At the very top end of the Thoroughbred market where only a select handful can compete, the desire to own those horses deemed collector's items can at times outweigh the rationale behind the final price.
"When they find what they like, they keep bidding so it's not really about valuing those highest-end mares, it's about having the right customers interested," explained John Sikura of Hill 'n' Dale Sales. "They're more concerned about owning the horse than what they paid."
During the second session of the Keeneland November Breeding Stock sale, two representatives of the Hill 'n' Dale consignment were the latest to inspire such fervor.
The mares deemed by Sikura to be the best physical specimens and top pedigreed offerings in the catalog had buyers doing whatever it took to possess them Wednesday as multiple Grade I winner Pure Clan and the blue-blooded Changing Skies sold for $4.5 million and $4.2 million, respectively.
Never miss a local story.
Pure Clan's price is the highest so far for the 2012 Keeneland November sale — bettering the $4.2 million Kentucky Oaks winner Plum Pretty brought Tuesday — as she and Changing Skies continue to demonstrate the resiliency and strength at the top.
Goncalo Torrealba of Brazil's Stud TNT had a handful of reasons for being relentless in his pursuit of the chestnut Pure Clan. Out of the Grade III winning mare Gather the Clan, Pure Clan not only won on turf and dirt, but she sold in foal to Darley sire Bernardini, whose dam Cara Rafaela was campaigned by Torrealba.
"After Fasig-Tipton (Monday night) and what happened yesterday, (the price) was more or less around what we were expecting," Torrealba said. "We're taking her to Three Chimneys and (Three Chimneys owner) Robert (Clay) and I plan on breeding her to nice horses.
"I liked her physical a lot and the way she won on both turf and dirt. We just loved her."
Trained by Bob Holthus, Pure Clan won the 2009 Grade I Flower Bowl Invitational before finishing second in that year's Breeders' Cup Filly and Mare Turf, her final career start. The 7-year-old daughter of Pure Prize also took the 2008 Grade I American Oaks and retired with eight wins from 16 career starts and $1,987,498 in earnings.
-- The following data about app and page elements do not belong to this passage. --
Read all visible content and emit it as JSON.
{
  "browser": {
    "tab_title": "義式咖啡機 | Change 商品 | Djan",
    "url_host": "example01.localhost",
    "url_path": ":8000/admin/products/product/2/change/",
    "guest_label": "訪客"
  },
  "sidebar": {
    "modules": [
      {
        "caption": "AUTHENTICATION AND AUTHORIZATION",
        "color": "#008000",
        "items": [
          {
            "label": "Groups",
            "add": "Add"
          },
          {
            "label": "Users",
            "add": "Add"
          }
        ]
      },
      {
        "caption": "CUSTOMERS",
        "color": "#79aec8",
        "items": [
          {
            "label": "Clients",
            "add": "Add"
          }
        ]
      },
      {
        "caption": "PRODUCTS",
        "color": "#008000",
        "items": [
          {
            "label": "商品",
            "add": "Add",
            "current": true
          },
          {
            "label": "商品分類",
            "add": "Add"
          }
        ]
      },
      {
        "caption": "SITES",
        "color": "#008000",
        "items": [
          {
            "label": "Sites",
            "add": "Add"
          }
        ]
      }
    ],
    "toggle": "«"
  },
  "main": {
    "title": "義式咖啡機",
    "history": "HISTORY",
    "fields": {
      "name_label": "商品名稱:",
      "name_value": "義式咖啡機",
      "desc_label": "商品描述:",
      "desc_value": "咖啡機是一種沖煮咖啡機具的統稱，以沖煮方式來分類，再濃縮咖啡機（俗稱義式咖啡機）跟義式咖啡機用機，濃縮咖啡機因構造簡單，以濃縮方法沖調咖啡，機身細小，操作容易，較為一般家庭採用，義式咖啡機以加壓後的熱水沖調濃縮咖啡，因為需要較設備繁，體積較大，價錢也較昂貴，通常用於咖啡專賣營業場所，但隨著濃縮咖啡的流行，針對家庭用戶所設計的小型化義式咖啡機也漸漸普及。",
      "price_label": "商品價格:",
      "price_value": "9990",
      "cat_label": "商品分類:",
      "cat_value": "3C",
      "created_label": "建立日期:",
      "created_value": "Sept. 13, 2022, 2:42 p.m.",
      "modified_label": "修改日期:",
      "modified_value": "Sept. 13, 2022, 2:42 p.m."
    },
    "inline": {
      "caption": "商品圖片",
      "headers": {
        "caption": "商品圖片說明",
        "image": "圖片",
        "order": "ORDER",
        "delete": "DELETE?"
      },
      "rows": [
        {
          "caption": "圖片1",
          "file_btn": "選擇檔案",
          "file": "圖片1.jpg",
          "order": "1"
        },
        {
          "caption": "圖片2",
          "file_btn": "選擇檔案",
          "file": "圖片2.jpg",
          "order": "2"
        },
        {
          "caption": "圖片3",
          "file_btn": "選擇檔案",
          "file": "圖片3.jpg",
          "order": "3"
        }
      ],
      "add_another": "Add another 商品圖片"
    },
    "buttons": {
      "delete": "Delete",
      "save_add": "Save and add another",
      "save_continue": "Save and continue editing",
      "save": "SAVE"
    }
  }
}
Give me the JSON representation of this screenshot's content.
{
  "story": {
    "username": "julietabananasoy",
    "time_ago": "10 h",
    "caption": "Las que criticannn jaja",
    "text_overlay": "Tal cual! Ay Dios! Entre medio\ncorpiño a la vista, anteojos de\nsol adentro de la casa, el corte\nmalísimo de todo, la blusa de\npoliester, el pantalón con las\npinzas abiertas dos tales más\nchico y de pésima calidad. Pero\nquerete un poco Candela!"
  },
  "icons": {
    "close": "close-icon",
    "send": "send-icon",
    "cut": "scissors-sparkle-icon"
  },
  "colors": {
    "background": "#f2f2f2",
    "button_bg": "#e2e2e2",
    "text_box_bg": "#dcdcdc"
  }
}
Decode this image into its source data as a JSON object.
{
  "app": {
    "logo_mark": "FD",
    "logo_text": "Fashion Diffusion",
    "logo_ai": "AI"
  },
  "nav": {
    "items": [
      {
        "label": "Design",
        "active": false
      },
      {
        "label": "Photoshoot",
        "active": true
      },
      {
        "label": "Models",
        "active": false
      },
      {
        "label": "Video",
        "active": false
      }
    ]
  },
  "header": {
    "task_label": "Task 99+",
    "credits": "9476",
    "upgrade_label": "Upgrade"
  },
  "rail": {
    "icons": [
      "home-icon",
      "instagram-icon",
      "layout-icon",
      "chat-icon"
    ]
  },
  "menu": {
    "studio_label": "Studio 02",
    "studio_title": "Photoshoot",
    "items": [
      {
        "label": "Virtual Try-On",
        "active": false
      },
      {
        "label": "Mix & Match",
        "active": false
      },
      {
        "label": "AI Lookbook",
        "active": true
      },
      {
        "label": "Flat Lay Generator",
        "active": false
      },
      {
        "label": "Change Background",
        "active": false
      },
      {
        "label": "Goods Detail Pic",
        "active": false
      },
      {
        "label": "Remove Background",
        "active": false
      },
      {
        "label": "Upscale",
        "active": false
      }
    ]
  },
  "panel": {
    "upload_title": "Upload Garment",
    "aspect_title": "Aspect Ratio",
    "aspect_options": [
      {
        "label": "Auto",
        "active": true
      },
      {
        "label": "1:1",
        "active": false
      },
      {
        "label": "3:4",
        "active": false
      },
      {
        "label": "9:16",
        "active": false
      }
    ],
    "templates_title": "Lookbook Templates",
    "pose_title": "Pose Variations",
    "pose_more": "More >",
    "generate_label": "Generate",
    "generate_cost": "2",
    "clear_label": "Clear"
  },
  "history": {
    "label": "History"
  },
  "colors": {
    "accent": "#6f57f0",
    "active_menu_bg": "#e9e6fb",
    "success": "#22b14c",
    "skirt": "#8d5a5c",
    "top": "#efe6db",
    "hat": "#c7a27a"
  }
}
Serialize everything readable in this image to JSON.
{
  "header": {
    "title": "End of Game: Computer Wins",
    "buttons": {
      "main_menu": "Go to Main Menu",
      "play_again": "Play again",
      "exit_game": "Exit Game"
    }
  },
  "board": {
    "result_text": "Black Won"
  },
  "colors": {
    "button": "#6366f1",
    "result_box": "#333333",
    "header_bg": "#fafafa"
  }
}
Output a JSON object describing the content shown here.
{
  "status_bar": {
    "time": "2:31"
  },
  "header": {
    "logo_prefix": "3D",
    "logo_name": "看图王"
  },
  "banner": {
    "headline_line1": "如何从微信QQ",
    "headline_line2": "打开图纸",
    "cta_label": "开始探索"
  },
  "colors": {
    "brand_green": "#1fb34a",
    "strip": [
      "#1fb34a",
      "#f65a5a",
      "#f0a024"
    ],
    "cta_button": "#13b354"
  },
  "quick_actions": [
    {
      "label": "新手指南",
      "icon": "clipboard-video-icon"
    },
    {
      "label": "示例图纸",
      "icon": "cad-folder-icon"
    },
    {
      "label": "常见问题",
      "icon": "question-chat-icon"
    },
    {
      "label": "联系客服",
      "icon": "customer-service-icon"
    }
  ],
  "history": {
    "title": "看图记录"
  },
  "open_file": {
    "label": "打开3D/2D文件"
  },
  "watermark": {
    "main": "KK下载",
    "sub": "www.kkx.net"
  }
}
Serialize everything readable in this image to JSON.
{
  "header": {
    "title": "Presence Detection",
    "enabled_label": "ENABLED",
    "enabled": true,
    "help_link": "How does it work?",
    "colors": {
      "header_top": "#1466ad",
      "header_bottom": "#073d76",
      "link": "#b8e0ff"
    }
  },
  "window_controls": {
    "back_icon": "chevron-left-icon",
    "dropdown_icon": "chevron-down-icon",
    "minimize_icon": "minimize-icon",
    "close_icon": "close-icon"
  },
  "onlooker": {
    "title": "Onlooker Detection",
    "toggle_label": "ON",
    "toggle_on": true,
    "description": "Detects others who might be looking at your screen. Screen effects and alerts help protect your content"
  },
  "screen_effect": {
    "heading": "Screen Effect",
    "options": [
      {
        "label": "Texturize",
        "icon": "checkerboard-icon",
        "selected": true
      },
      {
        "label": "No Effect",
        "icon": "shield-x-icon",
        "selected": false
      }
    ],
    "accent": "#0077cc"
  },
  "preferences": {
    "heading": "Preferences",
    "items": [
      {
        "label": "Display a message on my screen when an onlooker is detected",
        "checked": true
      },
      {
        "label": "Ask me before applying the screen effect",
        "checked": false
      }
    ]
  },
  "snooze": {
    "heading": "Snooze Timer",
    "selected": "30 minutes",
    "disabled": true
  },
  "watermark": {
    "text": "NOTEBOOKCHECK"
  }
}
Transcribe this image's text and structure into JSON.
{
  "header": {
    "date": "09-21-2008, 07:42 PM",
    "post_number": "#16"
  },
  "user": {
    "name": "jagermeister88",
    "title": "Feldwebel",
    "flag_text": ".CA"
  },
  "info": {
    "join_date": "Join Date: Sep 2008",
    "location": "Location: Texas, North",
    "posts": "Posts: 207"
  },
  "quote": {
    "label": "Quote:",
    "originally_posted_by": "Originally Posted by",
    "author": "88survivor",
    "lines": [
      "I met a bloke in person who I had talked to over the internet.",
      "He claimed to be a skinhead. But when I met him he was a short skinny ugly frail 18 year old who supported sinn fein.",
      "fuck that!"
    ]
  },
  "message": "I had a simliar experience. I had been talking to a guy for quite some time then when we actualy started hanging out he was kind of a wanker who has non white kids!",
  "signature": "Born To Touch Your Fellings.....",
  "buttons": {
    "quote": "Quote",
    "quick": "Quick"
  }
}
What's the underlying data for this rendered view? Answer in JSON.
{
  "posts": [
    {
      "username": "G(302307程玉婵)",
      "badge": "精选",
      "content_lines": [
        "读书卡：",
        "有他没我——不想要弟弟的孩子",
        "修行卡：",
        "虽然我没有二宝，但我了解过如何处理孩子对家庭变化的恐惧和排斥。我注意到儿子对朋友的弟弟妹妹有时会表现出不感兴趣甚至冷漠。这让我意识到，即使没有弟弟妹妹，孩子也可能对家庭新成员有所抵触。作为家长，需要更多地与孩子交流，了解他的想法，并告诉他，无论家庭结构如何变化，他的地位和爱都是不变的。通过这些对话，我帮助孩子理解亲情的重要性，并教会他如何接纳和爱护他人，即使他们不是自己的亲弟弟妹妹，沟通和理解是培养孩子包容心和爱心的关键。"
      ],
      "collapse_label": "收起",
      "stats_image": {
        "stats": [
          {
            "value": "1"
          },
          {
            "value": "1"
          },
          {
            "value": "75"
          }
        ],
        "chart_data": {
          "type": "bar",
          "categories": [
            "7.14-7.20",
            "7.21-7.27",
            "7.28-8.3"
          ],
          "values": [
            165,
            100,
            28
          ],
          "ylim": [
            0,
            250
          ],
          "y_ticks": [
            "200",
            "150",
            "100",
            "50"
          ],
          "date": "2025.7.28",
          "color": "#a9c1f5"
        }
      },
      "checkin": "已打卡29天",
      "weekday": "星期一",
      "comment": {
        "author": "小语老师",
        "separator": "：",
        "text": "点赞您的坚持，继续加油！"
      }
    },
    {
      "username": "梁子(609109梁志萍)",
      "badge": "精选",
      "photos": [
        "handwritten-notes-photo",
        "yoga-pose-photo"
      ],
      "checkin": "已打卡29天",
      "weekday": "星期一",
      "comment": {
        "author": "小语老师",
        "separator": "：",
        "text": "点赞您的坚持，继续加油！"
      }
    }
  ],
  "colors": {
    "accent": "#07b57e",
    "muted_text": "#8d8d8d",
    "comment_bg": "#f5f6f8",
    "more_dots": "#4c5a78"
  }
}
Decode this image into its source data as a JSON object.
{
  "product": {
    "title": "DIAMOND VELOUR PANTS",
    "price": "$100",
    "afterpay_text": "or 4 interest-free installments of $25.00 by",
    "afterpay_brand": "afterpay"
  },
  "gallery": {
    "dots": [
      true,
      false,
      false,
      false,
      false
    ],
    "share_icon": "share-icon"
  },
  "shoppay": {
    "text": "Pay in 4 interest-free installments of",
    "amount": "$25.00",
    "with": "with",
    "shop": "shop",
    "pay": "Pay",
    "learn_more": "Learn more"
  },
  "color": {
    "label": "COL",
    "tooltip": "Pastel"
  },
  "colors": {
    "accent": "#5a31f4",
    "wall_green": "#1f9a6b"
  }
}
A graded stakes winner on the track herself, the Sadler's Wells mare Changing Skies has a female family with few peers. Out of the Silver Hawk mare Magnificient Style, the 7-year-old Changing Skies is a full sister to Group I winner Playful Act and a half-sister to recently retired multiple Group I winner Nathaniel.
Playful Act herself sold for $10.5 million at the 2007 Keeneland November sale, then a world-record price for broodmare or broodmare prospect.
"I thought she was the best cataloged mare in the sale. I thought coming in she would top," Sikura said of Changing Skies. "She's just the complete package of a global mare that's run in the highest of form. She was that kind of unique mare; she was just a queen.
"To sell two mares for better than $4 million in 2012, that's a great day. I'm happy for our success and thankful for the people who gave us elite horses."
Comparative figures don't bear it out, but this year's November exercise has exceeded some expectations in its opening two days.
The first two sessions last year featured the dispersals of Edward P. Evans' stock and Chanteclair Farm, respectively, which accounted for a combined 16 seven-figure horses and more than $72.7 million in gross.
Though the cumulative gross of $61,505,000 is down 46.37 percent from 2011, it is actually running 7.56 percent ahead for the first two days if you take out the dispersal figures.
The total average of $294,282 is down 27.87 percent but shows an increase of 3.95 percent without the dispersal numbers.
The overall median of $160,000 is down on both comparatives, dipping 27.27 percent compared to 2011 and 13.51 percent without the dispersals in the equation.
"I think the comments from everyone is it seems to be a more solid, broader base today than yesterday," said Geoffrey Russell, Keeneland's director of sales. "I think with the limited number of top quality mares that come onto the market, people who are interested in that level are willing to pay a premium for them at this stage.
"There just aren't many Grade I mares out there and when they come on the market, they are highly prized."